Skip to main content

Thank you for visiting You are using a browser version with limited support for CSS. To obtain the best experience, we recommend you use a more up to date browser (or turn off compatibility mode in Internet Explorer). In the meantime, to ensure continued support, we are displaying the site without styles and JavaScript.


Entering and breaking for HIV?

As a retrovirus, HIV needs to deliver its genome to the nucleus and reverse transcribe it before integration. There is a longstanding debate, with various, often contradictory results, about when and where the capsid that surrounds the HIV genome disassembles, that is, ‘uncoats’. Burdick et al. now suggest that uncoating only happens after HIV has entered the nucleus and reverse transcribed its genome, delivering it close to integration sites. They labelled capsid with GFP by inserting the fluorescent marker between matrix and capsid and mutating a protease cleavage site to avoid loss of the marker. When they tracked labelled viral cores, they found, in contrast to previous studies that had suggested uncoating in the cytoplasm, that cores remained intact or nearly intact until they had reached their nuclear destination. Furthermore, their results suggest that interaction with the host protein cleavage and polyadenylation specificity factor 6 supports entry through nuclear pores. Once in the nucleus, reverse transcription happened inside the cores, and viral DNA was only released shortly before integration, potentially protecting it from innate DNA sensing.


Original article

  1. Burdick, R. C. et al. HIV-1 uncoats in the nucleus near sites of integration. Proc. Natl Acad. Sci. USA (2020)

    Article  PubMed  Google Scholar 

Download references

Author information



Corresponding author

Correspondence to Ursula Hofer.

Rights and permissions

Reprints and Permissions

About this article

Verify currency and authenticity via CrossMark

Cite this article

Hofer, U. Entering and breaking for HIV?. Nat Rev Microbiol 18, 264 (2020).

Download citation


Quick links

Nature Briefing
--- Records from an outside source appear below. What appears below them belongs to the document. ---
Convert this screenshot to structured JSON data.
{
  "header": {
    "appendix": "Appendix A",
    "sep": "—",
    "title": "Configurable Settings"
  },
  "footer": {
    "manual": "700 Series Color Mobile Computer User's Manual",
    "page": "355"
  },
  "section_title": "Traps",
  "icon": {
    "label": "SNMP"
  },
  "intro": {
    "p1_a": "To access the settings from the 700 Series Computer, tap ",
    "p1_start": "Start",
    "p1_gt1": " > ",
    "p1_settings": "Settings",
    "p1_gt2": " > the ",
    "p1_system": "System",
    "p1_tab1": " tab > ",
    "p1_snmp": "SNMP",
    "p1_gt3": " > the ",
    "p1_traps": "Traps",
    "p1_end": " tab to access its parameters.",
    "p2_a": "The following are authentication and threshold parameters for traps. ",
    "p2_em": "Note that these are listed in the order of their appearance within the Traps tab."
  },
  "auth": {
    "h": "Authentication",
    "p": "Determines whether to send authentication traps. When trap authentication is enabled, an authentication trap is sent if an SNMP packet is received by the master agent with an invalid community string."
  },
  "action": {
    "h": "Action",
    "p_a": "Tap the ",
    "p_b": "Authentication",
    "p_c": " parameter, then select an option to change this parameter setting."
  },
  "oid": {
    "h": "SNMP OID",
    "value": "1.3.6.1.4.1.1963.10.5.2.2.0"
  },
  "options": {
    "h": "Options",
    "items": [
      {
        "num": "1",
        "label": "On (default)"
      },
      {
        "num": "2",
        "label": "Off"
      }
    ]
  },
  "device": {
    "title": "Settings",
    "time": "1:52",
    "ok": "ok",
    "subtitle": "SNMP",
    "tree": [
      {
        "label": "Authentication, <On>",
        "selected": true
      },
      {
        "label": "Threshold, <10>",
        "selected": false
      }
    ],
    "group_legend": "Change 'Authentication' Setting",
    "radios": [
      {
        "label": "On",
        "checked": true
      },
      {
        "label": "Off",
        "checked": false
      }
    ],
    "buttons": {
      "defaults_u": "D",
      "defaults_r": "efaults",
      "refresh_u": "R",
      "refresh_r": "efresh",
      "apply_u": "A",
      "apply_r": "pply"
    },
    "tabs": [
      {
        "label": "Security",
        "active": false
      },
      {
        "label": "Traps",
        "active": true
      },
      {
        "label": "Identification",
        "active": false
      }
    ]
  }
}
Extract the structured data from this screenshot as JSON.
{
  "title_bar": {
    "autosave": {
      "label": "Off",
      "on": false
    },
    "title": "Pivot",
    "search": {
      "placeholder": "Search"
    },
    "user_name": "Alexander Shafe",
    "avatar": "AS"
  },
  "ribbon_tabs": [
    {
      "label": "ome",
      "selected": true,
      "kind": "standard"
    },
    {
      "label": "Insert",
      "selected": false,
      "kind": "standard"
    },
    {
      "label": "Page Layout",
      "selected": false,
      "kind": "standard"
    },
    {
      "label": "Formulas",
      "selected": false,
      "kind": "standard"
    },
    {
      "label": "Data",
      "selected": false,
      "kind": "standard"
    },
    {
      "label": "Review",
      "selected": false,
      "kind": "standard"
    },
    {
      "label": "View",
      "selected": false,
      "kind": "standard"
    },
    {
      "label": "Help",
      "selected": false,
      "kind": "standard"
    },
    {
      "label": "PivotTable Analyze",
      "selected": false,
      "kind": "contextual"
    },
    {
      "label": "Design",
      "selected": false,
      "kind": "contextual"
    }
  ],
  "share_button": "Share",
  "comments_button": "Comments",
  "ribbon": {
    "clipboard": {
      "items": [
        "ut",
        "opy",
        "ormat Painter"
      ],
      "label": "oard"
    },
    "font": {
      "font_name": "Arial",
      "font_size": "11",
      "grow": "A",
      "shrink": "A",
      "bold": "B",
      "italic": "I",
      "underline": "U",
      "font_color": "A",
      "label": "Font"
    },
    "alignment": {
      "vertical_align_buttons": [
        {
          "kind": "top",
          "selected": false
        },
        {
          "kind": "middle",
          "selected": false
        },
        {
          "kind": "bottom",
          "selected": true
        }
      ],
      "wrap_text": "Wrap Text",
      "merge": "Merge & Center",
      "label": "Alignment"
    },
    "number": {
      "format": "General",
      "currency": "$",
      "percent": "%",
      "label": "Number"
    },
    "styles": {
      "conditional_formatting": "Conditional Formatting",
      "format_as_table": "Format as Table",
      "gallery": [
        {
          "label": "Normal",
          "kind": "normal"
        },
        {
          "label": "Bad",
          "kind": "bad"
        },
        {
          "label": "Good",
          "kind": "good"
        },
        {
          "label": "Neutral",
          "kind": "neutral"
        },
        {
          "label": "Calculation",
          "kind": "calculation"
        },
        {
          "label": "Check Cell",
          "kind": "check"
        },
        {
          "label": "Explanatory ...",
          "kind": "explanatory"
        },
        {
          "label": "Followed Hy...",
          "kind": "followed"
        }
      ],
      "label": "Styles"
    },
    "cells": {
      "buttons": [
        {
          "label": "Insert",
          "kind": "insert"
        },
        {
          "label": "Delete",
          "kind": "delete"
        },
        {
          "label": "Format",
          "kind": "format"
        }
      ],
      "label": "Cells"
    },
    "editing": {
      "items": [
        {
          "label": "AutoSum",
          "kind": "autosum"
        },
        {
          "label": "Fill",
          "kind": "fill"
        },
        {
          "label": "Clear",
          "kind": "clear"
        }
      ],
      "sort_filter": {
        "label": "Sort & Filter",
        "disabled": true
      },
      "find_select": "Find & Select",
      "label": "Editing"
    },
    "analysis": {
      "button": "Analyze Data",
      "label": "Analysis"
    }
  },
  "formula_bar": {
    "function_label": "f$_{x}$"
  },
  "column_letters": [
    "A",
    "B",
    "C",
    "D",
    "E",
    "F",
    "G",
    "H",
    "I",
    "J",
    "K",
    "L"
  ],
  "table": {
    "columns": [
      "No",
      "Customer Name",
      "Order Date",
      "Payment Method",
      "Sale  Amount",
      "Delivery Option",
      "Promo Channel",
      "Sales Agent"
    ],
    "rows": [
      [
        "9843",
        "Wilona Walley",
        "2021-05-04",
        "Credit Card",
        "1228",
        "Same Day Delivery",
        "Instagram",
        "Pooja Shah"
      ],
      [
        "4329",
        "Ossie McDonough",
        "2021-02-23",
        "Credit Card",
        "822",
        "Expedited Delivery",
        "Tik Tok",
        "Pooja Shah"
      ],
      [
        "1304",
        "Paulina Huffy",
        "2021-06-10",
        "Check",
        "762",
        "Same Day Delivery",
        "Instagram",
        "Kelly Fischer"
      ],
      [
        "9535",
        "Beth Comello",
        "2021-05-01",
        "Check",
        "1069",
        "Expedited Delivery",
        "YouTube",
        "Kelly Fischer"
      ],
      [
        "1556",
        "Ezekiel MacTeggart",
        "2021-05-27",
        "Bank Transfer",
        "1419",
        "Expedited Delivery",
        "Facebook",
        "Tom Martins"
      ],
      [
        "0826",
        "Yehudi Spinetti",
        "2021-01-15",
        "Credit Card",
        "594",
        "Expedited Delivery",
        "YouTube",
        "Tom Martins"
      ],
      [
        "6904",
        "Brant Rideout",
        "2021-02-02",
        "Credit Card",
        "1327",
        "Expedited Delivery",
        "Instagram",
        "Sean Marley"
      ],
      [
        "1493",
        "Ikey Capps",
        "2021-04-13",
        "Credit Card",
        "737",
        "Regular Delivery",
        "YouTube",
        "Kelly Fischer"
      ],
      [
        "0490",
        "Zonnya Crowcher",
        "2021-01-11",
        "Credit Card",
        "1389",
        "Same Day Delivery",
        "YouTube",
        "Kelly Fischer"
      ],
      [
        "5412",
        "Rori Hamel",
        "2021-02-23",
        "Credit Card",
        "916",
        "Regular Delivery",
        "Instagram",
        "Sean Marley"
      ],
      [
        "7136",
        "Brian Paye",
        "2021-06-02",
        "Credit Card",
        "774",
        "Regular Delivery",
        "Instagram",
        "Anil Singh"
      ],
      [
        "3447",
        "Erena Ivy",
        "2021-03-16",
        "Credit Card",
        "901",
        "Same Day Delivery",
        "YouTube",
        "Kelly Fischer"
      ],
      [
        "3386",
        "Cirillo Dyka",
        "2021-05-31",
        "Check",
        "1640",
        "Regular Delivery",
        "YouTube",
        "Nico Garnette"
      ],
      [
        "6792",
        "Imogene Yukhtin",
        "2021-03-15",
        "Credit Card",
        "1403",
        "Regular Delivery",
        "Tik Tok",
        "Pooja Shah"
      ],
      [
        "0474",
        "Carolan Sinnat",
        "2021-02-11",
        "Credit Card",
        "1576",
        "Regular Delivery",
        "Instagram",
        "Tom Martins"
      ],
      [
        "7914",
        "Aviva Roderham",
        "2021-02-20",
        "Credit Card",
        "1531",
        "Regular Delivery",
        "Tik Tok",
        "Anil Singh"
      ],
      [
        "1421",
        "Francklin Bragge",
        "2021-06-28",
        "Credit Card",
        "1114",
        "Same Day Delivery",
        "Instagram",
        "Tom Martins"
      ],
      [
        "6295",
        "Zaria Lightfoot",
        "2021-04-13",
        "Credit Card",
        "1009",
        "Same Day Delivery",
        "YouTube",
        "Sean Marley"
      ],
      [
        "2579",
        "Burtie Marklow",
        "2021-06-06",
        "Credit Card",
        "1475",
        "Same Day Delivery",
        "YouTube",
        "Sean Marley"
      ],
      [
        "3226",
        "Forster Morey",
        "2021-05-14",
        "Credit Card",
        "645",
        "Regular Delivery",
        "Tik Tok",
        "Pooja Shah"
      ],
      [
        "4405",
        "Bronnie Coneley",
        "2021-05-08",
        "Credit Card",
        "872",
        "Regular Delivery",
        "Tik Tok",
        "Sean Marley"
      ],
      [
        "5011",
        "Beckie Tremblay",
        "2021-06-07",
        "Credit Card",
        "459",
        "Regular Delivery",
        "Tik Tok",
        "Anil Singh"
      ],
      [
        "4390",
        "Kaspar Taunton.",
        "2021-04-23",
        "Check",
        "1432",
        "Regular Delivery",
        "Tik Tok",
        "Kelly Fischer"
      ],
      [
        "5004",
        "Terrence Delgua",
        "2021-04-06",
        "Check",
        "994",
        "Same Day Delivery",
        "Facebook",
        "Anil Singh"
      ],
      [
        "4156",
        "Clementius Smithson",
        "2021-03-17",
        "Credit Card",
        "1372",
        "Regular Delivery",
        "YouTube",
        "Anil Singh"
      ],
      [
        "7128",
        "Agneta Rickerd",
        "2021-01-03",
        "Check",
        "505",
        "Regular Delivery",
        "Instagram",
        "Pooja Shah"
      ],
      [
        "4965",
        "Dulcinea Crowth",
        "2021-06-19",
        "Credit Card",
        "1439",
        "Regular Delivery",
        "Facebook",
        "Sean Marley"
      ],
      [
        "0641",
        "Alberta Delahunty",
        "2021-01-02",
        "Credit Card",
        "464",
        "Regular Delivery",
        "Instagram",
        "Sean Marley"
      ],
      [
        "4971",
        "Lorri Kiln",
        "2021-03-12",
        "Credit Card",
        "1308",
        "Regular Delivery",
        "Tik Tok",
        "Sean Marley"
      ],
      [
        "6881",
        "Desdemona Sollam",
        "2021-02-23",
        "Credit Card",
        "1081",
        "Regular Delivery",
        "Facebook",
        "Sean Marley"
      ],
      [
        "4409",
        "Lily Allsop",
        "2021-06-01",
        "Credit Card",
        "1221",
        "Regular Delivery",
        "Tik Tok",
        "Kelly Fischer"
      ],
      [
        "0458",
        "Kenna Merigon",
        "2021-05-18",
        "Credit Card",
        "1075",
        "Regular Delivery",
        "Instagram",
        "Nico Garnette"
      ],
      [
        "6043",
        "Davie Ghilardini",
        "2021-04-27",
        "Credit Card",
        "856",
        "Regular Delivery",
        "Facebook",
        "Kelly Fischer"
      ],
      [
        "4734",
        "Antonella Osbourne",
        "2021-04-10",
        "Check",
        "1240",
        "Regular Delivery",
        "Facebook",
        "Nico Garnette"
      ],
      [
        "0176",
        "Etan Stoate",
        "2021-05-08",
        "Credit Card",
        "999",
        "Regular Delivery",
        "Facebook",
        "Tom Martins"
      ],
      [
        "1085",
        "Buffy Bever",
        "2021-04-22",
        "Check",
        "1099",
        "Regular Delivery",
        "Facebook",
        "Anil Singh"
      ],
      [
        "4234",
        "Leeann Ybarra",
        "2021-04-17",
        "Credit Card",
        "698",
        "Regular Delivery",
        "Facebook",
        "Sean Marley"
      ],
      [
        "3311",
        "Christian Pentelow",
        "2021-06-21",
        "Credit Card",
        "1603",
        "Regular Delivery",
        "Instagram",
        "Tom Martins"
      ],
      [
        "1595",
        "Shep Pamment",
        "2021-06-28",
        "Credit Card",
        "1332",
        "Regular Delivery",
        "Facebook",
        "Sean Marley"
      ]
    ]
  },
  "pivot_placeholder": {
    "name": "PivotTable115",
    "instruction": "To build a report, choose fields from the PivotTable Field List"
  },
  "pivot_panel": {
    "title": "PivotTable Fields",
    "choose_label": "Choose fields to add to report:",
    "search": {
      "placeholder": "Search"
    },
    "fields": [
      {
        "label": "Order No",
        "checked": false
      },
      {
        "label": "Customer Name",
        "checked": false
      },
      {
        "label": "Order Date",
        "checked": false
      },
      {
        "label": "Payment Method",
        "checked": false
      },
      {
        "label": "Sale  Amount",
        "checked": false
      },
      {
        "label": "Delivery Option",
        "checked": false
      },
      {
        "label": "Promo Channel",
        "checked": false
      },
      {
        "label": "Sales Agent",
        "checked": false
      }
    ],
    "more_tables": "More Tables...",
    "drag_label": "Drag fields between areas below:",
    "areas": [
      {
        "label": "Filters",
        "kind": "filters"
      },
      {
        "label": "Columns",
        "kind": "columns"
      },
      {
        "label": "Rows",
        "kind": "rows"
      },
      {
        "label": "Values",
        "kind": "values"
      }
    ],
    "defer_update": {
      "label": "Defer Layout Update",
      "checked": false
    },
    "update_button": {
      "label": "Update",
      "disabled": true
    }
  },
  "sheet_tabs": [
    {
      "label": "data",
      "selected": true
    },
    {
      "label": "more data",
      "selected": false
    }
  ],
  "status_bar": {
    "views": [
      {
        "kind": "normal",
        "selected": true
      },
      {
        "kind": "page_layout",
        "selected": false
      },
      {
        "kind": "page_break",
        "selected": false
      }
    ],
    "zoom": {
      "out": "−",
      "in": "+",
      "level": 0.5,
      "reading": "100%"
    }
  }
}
Sign up for the Nature Briefing newsletter — what matters in science, free to your inbox daily.

Get the most important science stories of the day, free in your inbox. Sign up for Nature Briefing